In the 20 years this film has been out, there has been a revolution in the American church. The assumption is now that there is no room for the tradition in worship - especially in a city - if the church is to have a future. As Hollywood is the de facto culture shaper in America, there is little doubt that films like Sister Act have served as the template for how to do ministry: young, hip, and relevant are the defining hallmarks of nearly every major movement in the church, from the Postmoderns emergents to the megachurches to many black churches to mainline churches, and most of all, in church plants. 

When this film came out, these “worship wars” - which are really philosophical, cultural and missional wars - were still in their infancy. Today the war is really over, and the “contemporary” side has claimed almost total victory. Of course, the Roman Catholic Church and the Orthodox continue to retain the historic liturgy. But in the evangelical and Protestant church, the liturgy is becoming obsolete about as fast as the nation itself turns from Christianity at large. (Yes, I know Sister Act took place in a Catholic community, but this was merely superficial in the film.)

What has helped me see this is several meetings with young mission planters who hail from traditional Protestant churches with deep liturgical backgrounds. But both regard liturgical worship as a hopeless ally in building a church of young men and women. They may retain the order of the liturgy - commonly defined now as Gathering, Word, Meal and Sending - but the music is guitars, djembes and the genre of praise. It has even been said to me, as though I might not take any offense at all, that our church couldn’t possibly reach the next generation of Christians and/or seekers, because no one could relate to traditional hymns out of a hymnal, chanted music, or formal liturgy. 

Of course, they may be right. But I’m not sure that’s a judgment against the liturgy as much as our expectations of future Christians. Following in the Sister Act mold, the mantra seems to be that an urban parish cannot possibly be attractive to those in their neighborhood without shaking things up and being iconoclastic. Because in America, we love iconoclasts, change and rebellion.

It’s just a shame that mission planters so rarely consider that in giving these urbanites what they want has created a competitive environment with the historic church. They have also exploited American consumerism in what should be a catholic and apostolic endeavor.

It isn’t the church’s job or calling to appeal to anyone. Persuasive? Yes. Welcoming? Sure. Liked? Maybe. But the church doesn’t have to appeal to anyone. The calling of the church is to be honest and to draw men and women into a formative process, wherein they are discipled. Their emotions and musical preferences have nothing to do with that process, at least not necessarily. And superficial changes to music also symbolize nothing, at least not necessarily. The church is supposed to form people into the image of Christ, people who freely choose to be conformed by the Spirit, not the world. 
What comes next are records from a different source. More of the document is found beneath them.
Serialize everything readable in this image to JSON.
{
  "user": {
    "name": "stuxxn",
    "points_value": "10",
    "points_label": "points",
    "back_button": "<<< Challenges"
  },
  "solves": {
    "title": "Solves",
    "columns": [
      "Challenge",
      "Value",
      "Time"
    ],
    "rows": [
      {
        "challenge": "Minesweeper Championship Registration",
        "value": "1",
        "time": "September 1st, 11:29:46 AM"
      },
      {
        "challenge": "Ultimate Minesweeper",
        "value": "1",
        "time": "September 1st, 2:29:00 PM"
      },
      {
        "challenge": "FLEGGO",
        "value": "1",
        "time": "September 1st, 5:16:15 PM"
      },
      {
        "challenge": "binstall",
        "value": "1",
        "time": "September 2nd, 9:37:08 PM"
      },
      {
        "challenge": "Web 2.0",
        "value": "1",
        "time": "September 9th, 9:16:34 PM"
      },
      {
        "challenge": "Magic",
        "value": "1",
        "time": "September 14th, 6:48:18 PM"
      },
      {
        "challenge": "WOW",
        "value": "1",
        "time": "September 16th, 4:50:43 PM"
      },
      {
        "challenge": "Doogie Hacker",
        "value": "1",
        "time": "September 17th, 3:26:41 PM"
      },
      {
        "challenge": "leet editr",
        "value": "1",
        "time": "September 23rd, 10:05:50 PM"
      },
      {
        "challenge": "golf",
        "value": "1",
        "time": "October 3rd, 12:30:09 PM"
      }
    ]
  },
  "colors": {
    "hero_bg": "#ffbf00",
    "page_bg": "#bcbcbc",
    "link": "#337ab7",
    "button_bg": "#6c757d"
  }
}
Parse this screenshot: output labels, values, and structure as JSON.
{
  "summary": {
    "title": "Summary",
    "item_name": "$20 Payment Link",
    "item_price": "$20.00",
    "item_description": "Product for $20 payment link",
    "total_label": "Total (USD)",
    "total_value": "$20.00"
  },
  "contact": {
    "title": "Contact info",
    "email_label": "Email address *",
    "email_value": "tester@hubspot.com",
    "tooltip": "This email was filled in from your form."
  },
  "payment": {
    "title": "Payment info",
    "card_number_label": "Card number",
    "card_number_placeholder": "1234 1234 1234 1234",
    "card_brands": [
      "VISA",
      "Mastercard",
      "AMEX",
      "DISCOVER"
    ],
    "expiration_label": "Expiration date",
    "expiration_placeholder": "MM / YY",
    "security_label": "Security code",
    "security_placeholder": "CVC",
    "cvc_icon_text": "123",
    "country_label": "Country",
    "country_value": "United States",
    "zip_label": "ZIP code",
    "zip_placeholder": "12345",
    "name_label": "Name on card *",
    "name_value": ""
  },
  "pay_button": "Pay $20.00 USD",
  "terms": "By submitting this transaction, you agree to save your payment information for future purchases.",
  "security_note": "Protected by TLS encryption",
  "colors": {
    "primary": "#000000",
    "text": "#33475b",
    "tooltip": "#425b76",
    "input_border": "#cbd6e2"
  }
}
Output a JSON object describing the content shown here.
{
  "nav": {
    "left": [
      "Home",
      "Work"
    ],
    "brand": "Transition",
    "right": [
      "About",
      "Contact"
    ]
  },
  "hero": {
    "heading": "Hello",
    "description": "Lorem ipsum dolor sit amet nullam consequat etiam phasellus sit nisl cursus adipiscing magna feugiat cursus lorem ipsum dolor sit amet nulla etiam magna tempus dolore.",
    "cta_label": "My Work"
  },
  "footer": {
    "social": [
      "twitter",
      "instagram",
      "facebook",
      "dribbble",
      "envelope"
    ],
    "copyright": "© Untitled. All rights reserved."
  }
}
Am I saying that contemporary worship is evil or that Sister Act is some kind of bane of existence for the church? Of course not. I am saying, though, that in subtly ridiculing the traditions of the church in the way it did, it made it almost impossible in its wake to be an urban parish holding fast to traditions. It has obviously become far easier to try to look cool than to defend the tradition, asking new Christians to learn from it and be formed by it instead of lampooning it for the new shiny thing. So while Sister Act may be a fine family comedy, it did nothing for those of us who aren’t yet ready to give up on men and women coming to church on its terms, not their own.